There are two main types of stem cells – embryonic stem cells and adult stem cells (also known as tissue stem cells). More recently scientists have created a new type of stem cell, known as induced pluripotent stem cells.
Keep reading to learn more about each of these types of stem cells
Embryonic stem cells: what are they are where do we find them?
Embryonic stem cells are cells found in the embryo when it’s just a few days old. They are pluripotent cells, meaning they are capable of differentiating into all the different types of specialised cells in the body.
In order to understand more about what these cells are and where we find them, it is useful to understand human development, from the time an egg is first fertilised.
Day 1: Fertilisation occurs when a male sperm and female egg fuse. The fertilised egg is referred to as a zygote.
Days 2-4: The zygote divides (cleaves) to form 2 cells, then divides again to form 4 cells. Over the next few days the cells keep dividing and by day 4 a ball of ~32 cells has been formed. This ball of cells is called a morula.
Days 3-8: The cells begin to specialise and form a hollow ball of cells called a blastocyst. The outer layer of cells is referred to as the trophoblast and contains extra-embryonic cells which will go on to form structures which will support the embryo as it grows, including the placenta. Within the blastocyst is a small cluster of cells, called the inner cell mass. These are the pluripotent embryonic stem cells which will go on to form the embryo. Scientists isolate embryonic stem cells from the inner cell mass of the blastocyst around days 5-6.
The zygote is a totipotent cell, meaning it can go on to produce all the cells in the body, plus extra-embryonic cells of the trophoblast. When the blastocyst forms the cells have begun to specialise and the cells of the inner cell mass can no longer form the trophoblast. As a result of they are referred to as pluripotent cells.
Adult stem cells: what are they and where do we find them?
Adult stem cells, also known as tissue stem cells, are multipotent stem cells found in many tissues in the body. They are also found in the foetus during development, as well as in the umbilical cord and placenta.
Their role is to allow the constant renewal of cells throughout life. For example, it is estimated that 50-70 billion cells dies every day in the adult human; adults shed 30-40,000 skins cells shed per hour, and need 100,000 new blood cells needed every day. Adult stem cells help replenish these cells. They also help the body heal following injury or disease.
Adult stem cells have a more limited differentiation potential than pluripotent embryonic stem cells, meaning they can become fewer cells types (hence the term multipotent). You can find more about stem cell potency here.
As a result there are different types of adult stem cells within the body.

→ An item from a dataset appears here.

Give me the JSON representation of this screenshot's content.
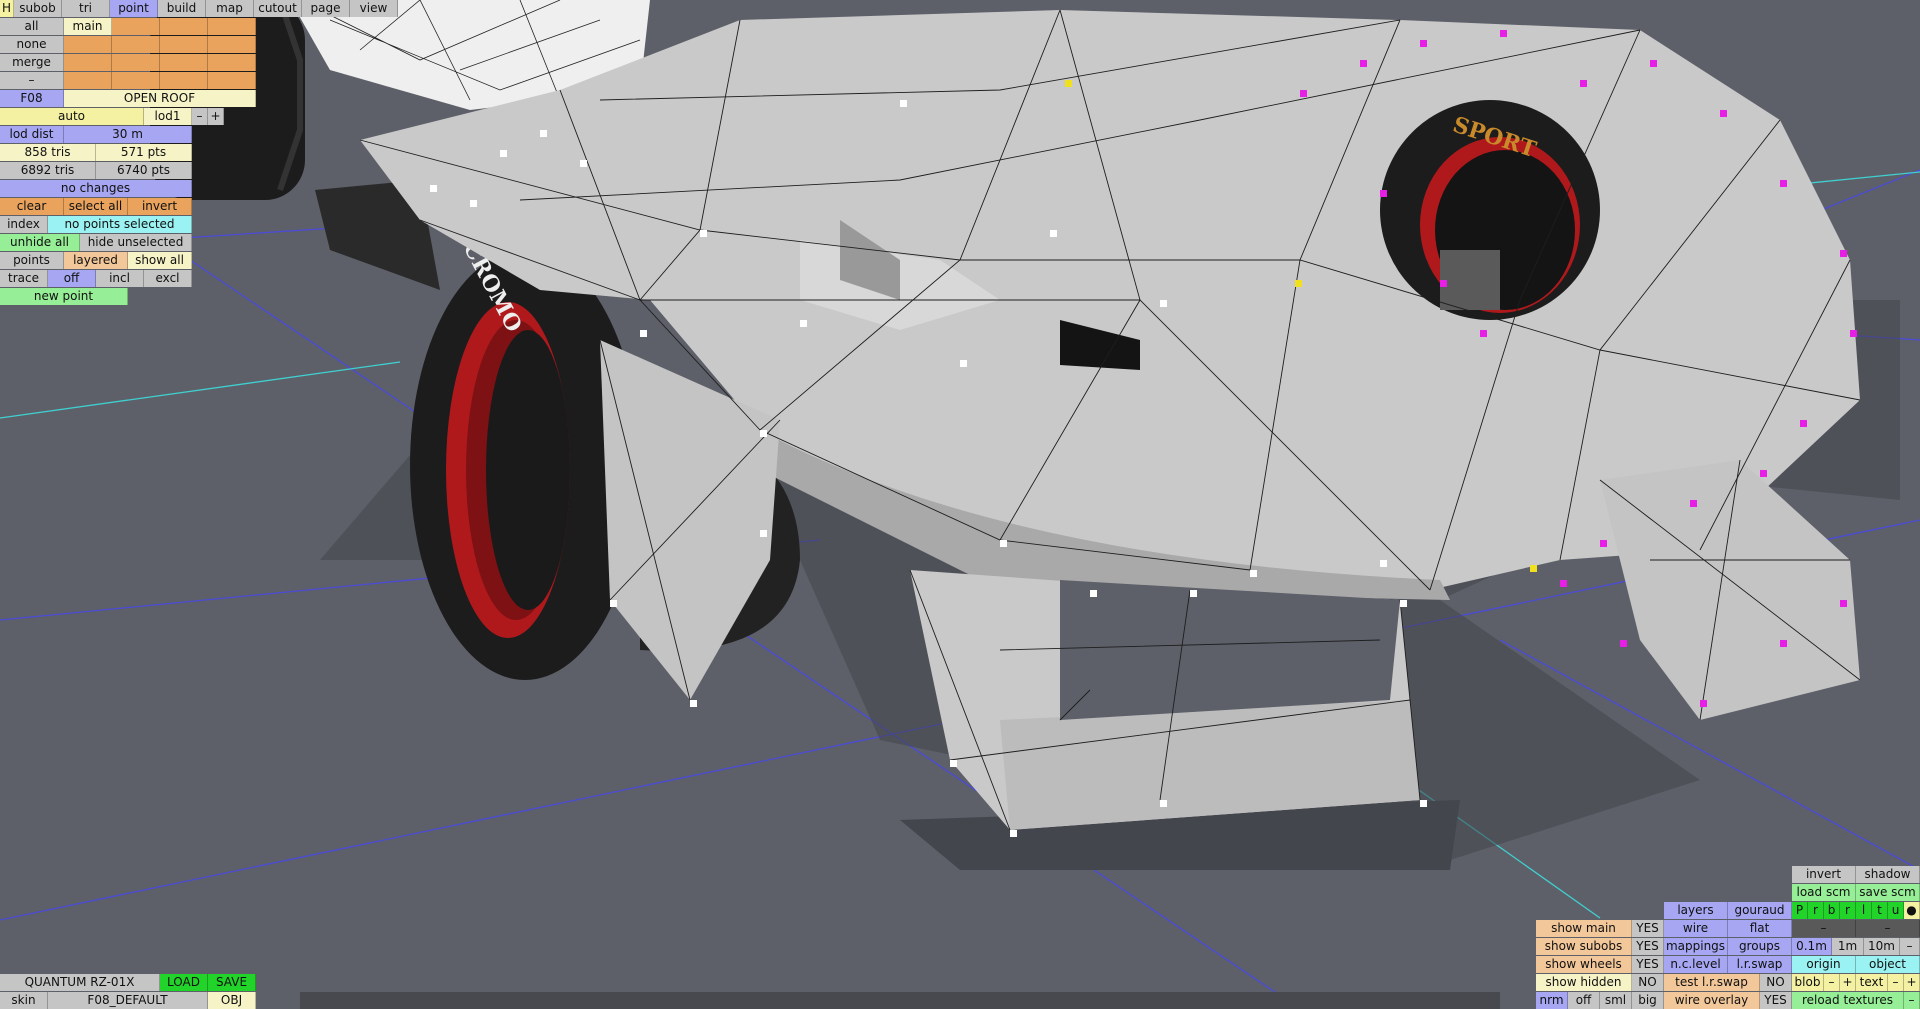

For example:
- Haematopoietic stem cells, which can form blood cells
- Mesenchymal stem cells, which can form mesenchymal cell types, such as bone cells (osteoblasts), cartilage cells (chondrocytes), muscle cells (myoblasts), fat cells (adipocytes), etc.
- Neural stem cells, which can form the different types of cells found in the nervous system, such as neurons, astrocytes and oligodendrocytes.
These multipotent stem cells are found within various tissues and organs in the body in specialised locations (microenvironments) called ‘stem cell niches’. The niche is thought to control and regulate stem cells proliferation and differentiation, allowing maintenance of a pool of stem cells throughout life and allowing stem cells to be activated when needed. How this works is not fully understood and is an area of interest for scientists.
The most commonly described stem cell niche is in bone marrow, which contains both haematopetic stem cells and mesenchymal stem cells. However other tissues, such as fat, contain a population of cells similar to mesenchymal stem cells. Numerous other stem cell niches have been identified within the body and contain populations of multipotent cells.
Induced pluripotent stem cells: what are they are where do we find them?
Induced plurpipotent stem cells or IPS cells, do not occur naturally in the body. They were created in a lab by ‘reprogramming’ adult skin cells (fibroblasts) into pluripotent cells, similar to embryonic stem cells. This was achieved by insertion of genes which are known to be important for both self-renewal and pluripotency of embryonic stem cells.
Mouse IPS cells were first developed by Prof Shinji Yamanaka (Japan) in 2006 and a year later he achieved the same thing with human cells. As a result of this work Prof Yamanaka was awarded a Nobel Prize in 2012.
Cellular reprogramming of adult cells into IPS cells was originally achieved through gene transfection. However this technique had a number of problems, including low efficiency (only a tiny proportion of cells was effectively reprogrammed) and the risk of tumour formation, as some of the genes inserted were oncogenes (genes which have the potential to cause cancer)
Scientists around the world are working on ways of improving the technique and these cells have a wide range of potential applications, including understanding genetic diseases and drug testing. If a safe and reproducible method of creating IPS cells can be developed these cells will also have huge potential for tissue engineering and regenerative medicine.